▶ _Exercise goal_: Look through the records, and wherever the string "JSON" turns up, copy out that line.

Component data from apps and pages
..............................

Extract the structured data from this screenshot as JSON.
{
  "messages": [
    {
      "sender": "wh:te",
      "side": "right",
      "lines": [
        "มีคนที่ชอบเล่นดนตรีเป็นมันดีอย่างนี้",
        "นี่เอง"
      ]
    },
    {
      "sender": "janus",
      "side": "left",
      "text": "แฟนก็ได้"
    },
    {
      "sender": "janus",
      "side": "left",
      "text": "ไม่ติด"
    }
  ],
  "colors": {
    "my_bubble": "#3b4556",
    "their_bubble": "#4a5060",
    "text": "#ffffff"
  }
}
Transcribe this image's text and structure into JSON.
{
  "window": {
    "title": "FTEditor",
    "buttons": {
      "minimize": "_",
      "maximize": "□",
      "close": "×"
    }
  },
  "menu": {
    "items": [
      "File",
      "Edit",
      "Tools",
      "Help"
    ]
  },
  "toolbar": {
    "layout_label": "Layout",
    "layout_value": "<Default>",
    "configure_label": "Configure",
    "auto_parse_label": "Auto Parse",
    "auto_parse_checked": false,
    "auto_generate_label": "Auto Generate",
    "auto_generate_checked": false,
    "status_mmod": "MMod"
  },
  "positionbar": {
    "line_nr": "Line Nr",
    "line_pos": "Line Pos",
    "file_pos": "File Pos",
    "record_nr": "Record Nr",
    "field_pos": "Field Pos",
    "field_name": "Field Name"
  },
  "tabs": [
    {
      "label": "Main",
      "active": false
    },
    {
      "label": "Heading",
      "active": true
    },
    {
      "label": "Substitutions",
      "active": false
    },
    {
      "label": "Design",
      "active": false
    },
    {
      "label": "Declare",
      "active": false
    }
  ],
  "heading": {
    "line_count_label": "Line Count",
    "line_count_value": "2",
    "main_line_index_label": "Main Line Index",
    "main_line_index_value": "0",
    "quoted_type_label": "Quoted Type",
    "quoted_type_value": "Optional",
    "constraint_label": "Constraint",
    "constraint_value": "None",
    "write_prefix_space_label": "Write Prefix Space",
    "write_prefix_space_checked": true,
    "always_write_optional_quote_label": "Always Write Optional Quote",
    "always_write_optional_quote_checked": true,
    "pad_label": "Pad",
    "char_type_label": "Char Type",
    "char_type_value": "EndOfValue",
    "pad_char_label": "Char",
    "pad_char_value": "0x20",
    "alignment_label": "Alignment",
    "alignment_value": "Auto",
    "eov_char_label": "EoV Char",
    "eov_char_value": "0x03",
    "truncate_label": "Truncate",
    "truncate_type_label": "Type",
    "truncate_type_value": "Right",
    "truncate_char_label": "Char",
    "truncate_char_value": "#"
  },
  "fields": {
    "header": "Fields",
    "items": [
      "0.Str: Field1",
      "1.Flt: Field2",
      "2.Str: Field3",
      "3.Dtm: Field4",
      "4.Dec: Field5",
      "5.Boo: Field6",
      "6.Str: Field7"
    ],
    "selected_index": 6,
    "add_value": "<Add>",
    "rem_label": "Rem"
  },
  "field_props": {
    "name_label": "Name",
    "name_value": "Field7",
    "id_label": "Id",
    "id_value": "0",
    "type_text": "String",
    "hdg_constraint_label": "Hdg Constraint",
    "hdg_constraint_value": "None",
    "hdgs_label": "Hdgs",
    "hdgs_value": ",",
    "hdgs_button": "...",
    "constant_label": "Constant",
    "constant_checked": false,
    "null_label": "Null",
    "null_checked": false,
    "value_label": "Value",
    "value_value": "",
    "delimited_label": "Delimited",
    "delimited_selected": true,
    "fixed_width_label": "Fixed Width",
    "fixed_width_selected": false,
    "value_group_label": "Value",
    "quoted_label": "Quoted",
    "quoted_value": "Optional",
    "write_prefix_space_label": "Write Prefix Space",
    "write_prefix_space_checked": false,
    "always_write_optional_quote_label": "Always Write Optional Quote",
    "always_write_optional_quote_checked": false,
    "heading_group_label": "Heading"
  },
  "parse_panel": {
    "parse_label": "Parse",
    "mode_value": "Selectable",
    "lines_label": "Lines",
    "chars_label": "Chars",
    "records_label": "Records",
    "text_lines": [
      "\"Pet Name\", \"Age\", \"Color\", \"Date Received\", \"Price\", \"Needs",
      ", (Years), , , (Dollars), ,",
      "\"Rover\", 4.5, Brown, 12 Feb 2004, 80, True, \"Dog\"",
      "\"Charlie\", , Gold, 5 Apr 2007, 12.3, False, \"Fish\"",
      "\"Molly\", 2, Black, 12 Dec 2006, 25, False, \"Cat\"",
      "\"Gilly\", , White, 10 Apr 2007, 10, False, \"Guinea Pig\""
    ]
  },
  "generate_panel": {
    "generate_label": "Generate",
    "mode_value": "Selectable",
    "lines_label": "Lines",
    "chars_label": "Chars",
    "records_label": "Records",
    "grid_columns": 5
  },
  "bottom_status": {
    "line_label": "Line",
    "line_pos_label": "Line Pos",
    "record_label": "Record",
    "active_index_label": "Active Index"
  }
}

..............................

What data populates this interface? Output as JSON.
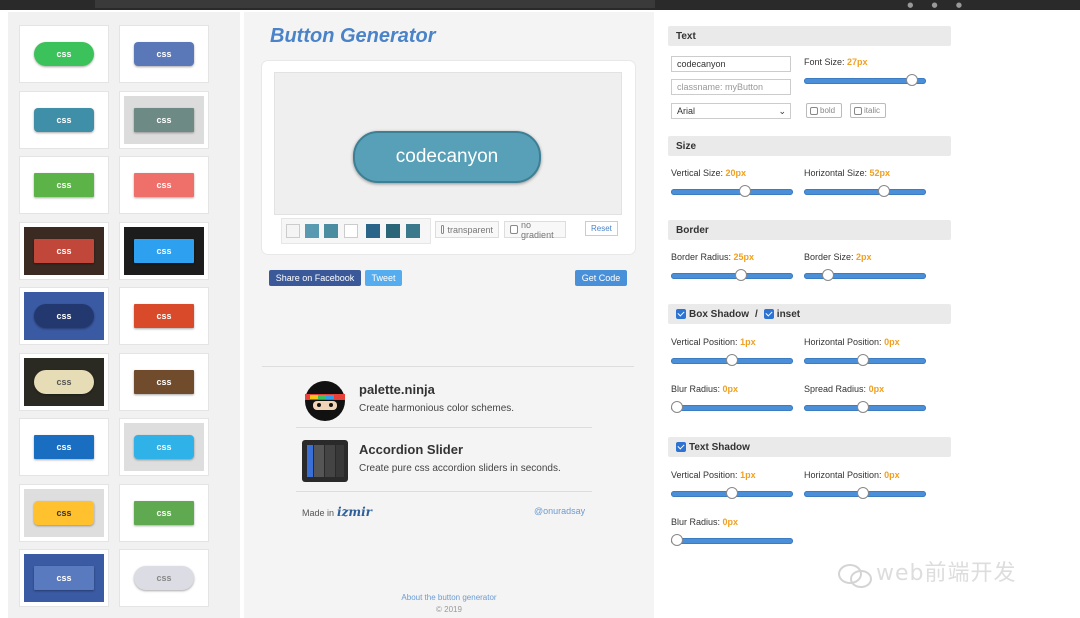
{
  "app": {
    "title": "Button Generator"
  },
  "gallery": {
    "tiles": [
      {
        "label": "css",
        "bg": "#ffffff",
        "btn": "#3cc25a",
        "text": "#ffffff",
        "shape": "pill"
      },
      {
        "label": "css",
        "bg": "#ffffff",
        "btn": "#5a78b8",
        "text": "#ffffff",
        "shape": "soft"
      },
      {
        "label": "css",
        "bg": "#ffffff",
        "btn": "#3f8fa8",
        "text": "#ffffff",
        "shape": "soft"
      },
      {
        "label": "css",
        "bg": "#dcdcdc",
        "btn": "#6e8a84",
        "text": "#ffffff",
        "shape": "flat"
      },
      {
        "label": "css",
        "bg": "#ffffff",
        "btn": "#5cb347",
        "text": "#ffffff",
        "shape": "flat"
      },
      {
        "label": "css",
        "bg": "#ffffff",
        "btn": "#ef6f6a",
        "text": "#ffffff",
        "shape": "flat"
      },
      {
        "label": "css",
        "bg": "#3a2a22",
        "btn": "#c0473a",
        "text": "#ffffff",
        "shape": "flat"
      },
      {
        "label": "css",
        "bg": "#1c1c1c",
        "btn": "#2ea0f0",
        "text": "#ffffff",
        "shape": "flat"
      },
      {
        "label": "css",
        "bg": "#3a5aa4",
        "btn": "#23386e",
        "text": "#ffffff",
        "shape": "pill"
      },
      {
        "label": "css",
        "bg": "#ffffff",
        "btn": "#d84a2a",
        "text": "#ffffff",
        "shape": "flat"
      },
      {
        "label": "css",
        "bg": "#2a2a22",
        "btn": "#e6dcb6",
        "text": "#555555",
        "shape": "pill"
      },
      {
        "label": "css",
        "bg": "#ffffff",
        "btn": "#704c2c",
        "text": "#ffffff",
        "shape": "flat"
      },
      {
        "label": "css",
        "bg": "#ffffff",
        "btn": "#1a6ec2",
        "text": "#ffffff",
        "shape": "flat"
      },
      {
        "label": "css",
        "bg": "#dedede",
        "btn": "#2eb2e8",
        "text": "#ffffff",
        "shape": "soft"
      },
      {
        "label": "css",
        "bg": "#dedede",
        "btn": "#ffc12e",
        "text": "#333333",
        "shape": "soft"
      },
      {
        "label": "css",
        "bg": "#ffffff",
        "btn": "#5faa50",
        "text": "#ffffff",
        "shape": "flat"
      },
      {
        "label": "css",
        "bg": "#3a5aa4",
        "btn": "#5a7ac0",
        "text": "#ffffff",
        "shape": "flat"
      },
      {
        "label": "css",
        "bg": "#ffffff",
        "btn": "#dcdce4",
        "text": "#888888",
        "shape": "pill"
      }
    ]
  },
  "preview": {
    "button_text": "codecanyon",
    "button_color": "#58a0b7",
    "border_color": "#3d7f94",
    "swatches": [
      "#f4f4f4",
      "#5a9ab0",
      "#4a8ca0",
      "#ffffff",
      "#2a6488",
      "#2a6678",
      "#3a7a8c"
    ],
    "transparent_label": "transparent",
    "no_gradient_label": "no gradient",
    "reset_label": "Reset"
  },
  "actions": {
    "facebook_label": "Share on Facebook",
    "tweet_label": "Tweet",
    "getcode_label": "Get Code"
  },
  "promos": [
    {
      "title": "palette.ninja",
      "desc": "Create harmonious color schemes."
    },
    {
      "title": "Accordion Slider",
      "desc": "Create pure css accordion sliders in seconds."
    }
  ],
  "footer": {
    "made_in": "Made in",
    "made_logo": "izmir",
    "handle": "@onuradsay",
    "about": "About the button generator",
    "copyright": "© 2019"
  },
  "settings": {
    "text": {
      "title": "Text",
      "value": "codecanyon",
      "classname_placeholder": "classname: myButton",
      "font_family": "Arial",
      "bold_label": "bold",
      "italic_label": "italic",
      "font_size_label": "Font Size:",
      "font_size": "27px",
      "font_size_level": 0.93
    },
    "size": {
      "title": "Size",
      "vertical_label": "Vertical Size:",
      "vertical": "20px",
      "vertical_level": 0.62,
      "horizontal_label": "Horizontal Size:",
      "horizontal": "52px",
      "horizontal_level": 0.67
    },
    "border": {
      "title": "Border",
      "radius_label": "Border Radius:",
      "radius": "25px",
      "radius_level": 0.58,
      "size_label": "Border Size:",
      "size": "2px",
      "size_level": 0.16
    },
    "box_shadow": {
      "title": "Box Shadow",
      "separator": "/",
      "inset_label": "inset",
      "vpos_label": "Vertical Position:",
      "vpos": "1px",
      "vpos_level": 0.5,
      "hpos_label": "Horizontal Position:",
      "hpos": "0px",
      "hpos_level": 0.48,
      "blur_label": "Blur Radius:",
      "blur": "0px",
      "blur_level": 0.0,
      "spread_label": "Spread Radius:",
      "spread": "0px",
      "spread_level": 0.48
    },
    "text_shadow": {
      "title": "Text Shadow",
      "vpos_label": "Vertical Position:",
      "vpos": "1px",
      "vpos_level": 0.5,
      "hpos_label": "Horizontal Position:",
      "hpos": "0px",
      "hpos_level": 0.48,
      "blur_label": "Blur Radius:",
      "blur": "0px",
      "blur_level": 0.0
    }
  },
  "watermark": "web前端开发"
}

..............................

▶ _Answer to this task_:
Extract the structured data from this screenshot as JSON.
Transcribe this image's text and structure into JSON.
What data populates this interface? Output as JSON.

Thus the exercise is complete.